The implications of the case are chilling. Officers of the state now have a doubly reinforced precedent to stop anyone, anywhere for anything. Imagine the broad parameters, both legitimate and not, encompassed by 'reasonable suspicion'! How easily reasonable will be battered into submission by unreasonable. All any statist thug with a badge must do in order to ensure compliance is falsify his 'suspicion' in order to gain compliance from his hapless detainee. Walking your dog at a late hour? That is certainly suspicious. Ambulating through your neighborhood whilst sporting a t-shirt emblazoned with an anti-establishment screed? Suspicious as hell, Buddy. Need a haircut? Showing a couple days growth of beard? You may appear to the overly zealous badge man as a homeless type. Highly suspicious, that. Not to mention the abundant examples tinged with racial themes. There is now literally nothing stopping the 'protect and serve' crowd from detaining you based on the flimsiest, or most patently false, of pretexts.
Predictably, the law enforcement side argued such broad parameters are necessary for the rooting out of terrorists. Ah, terrorists: The new bogeymen for the rampant, unchecked aggression of the Police Statists. The drug kingpins of the world owe you a debt, Mohammed. Dudley Hiibel, leaning against his pickup in the Nevada outback, smoking a cigarette, must surely have appeared as a feverish Islamic fanatic to the overcharged Deputy Dove. Cowboys and Islamic fundamentalists share many of the same physical traits, apparently. Or maybe it was the cigarette. Or maybe it was just that Dudley had the bald-faced temerity to question the authority of an out of control, fascist swine who is self-righteously enamored of his God-given (just ask him), Supreme Court-sanctioned power over private citizens. Deputy Dove reminds me of the officers on 'Cops,' who, when asked why they chose to be a policeman, humbly profess a duty to community and fellow man. Just once, I would love to see one of them give the honest answer: 'Because I was picked on as a child, and this is my opportunity to exact my revenge on the world. I have the power now, and I intend to use it to my best advantage. Anyone who questions me will be dealt with severely.'

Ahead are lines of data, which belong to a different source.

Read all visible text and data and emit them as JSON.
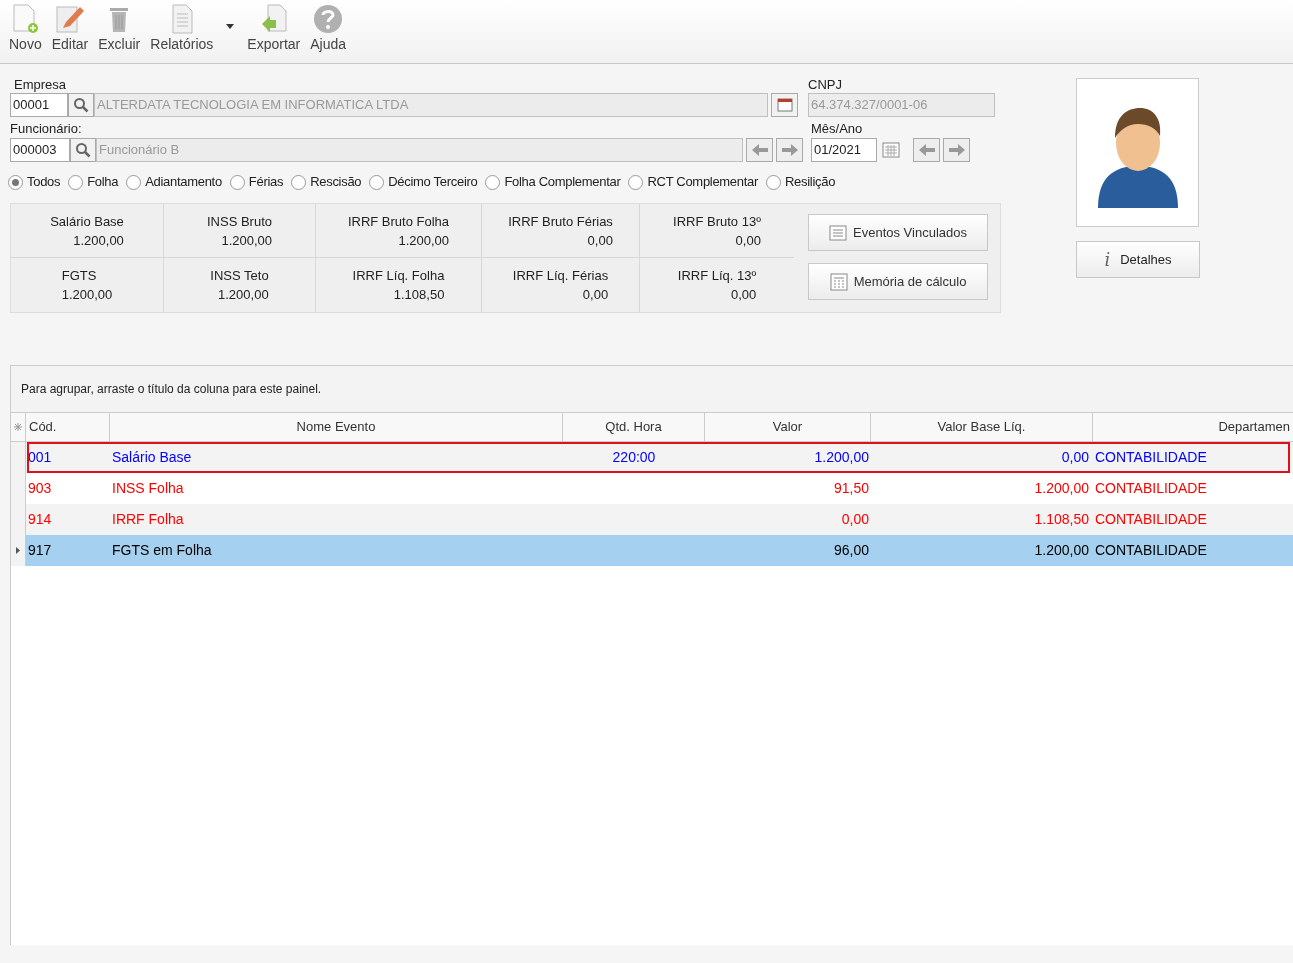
{
  "toolbar": [
    {
      "kind": "new",
      "label": "Novo"
    },
    {
      "kind": "edit",
      "label": "Editar"
    },
    {
      "kind": "delete",
      "label": "Excluir"
    },
    {
      "kind": "reports",
      "label": "Relatórios",
      "dropdown": true
    },
    {
      "kind": "export",
      "label": "Exportar"
    },
    {
      "kind": "help",
      "label": "Ajuda"
    }
  ],
  "empresa": {
    "label": "Empresa",
    "code": "00001",
    "name": "ALTERDATA TECNOLOGIA EM INFORMATICA LTDA"
  },
  "cnpj": {
    "label": "CNPJ",
    "value": "64.374.327/0001-06"
  },
  "funcionario": {
    "label": "Funcionário:",
    "code": "000003",
    "name": "Funcionário B"
  },
  "mes_ano": {
    "label": "Mês/Ano",
    "value": "01/2021"
  },
  "filters": [
    {
      "label": "Todos",
      "selected": true
    },
    {
      "label": "Folha",
      "selected": false
    },
    {
      "label": "Adiantamento",
      "selected": false
    },
    {
      "label": "Férias",
      "selected": false
    },
    {
      "label": "Rescisão",
      "selected": false
    },
    {
      "label": "Décimo Terceiro",
      "selected": false
    },
    {
      "label": "Folha Complementar",
      "selected": false
    },
    {
      "label": "RCT Complementar",
      "selected": false
    },
    {
      "label": "Resilição",
      "selected": false
    }
  ],
  "summary": [
    [
      {
        "label": "Salário Base",
        "value": "1.200,00"
      },
      {
        "label": "INSS Bruto",
        "value": "1.200,00"
      },
      {
        "label": "IRRF Bruto Folha",
        "value": "1.200,00"
      },
      {
        "label": "IRRF Bruto Férias",
        "value": "0,00"
      },
      {
        "label": "IRRF Bruto 13º",
        "value": "0,00"
      }
    ],
    [
      {
        "label": "FGTS",
        "value": "1.200,00"
      },
      {
        "label": "INSS Teto",
        "value": "1.200,00"
      },
      {
        "label": "IRRF Líq. Folha",
        "value": "1.108,50"
      },
      {
        "label": "IRRF Líq. Férias",
        "value": "0,00"
      },
      {
        "label": "IRRF Líq. 13º",
        "value": "0,00"
      }
    ]
  ],
  "side_buttons": [
    {
      "kind": "list",
      "label": "Eventos Vinculados"
    },
    {
      "kind": "calc",
      "label": "Memória de cálculo"
    }
  ],
  "details_button": {
    "icon": "i",
    "label": "Detalhes"
  },
  "grid": {
    "group_hint": "Para agrupar, arraste o título da coluna para este painel.",
    "columns": [
      "Cód.",
      "Nome Evento",
      "Qtd. Hora",
      "Valor",
      "Valor Base Líq.",
      "Departamen"
    ],
    "rows": [
      {
        "cells": [
          "001",
          "Salário Base",
          "220:00",
          "1.200,00",
          "0,00",
          "CONTABILIDADE"
        ],
        "color": "#0000ff",
        "selected": false,
        "highlighted": true
      },
      {
        "cells": [
          "903",
          "INSS Folha",
          "",
          "91,50",
          "1.200,00",
          "CONTABILIDADE"
        ],
        "color": "#ff0000",
        "selected": false,
        "highlighted": false
      },
      {
        "cells": [
          "914",
          "IRRF Folha",
          "",
          "0,00",
          "1.108,50",
          "CONTABILIDADE"
        ],
        "color": "#ff0000",
        "selected": false,
        "highlighted": false
      },
      {
        "cells": [
          "917",
          "FGTS em Folha",
          "",
          "96,00",
          "1.200,00",
          "CONTABILIDADE"
        ],
        "color": "#000000",
        "selected": true,
        "highlighted": false
      }
    ]
  }
}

Those who deny the existence of the encroaching police state will surely grant the jackboot crowd a 'reasonable suspicion' stop and duly cooperate. After all, they are 'not doing anything wrong.' To these weak-kneed sheep, I ask this: If you are free of wrongdoing, why should the police stop you in the first place? Does it not strike you as at least odd that someone who, like yourself, is wholly innocent of transgression, would be detained by the police, and forced to identify himself? What constitutes 'reasonable suspicion' to you, and will you recognize it when the thugs stop you for your 'paper check'? When the jackboots crash through your front door at 2 a.m. under 'reasonable suspicion,' what then? Will you remain in support of such tactics? It's all in the name of keeping us safe from 'terrorists,' right?
Maybe it's just me, but it seems state-sponsored terrorists like Deputy Lee Dove are a much more immediate threat to what remains of our battered liberty than any bomb-throwing fanatic. People like Deputy Dove thrive on the existence of fanatics, yes. But if every terrorist extant on earth were eliminated tomorrow, the fascists would only have to manufacture another, undoubtedly more grave, threat to our 'American way of life'--a new bogeyman du jour to trot out and ensure the compliance of a wooly-headed, ovinely inclined populace.
"They that can give up essential liberty to obtain a little temporary safety deserve neither liberty nor safety." ~ Benjamin Franklin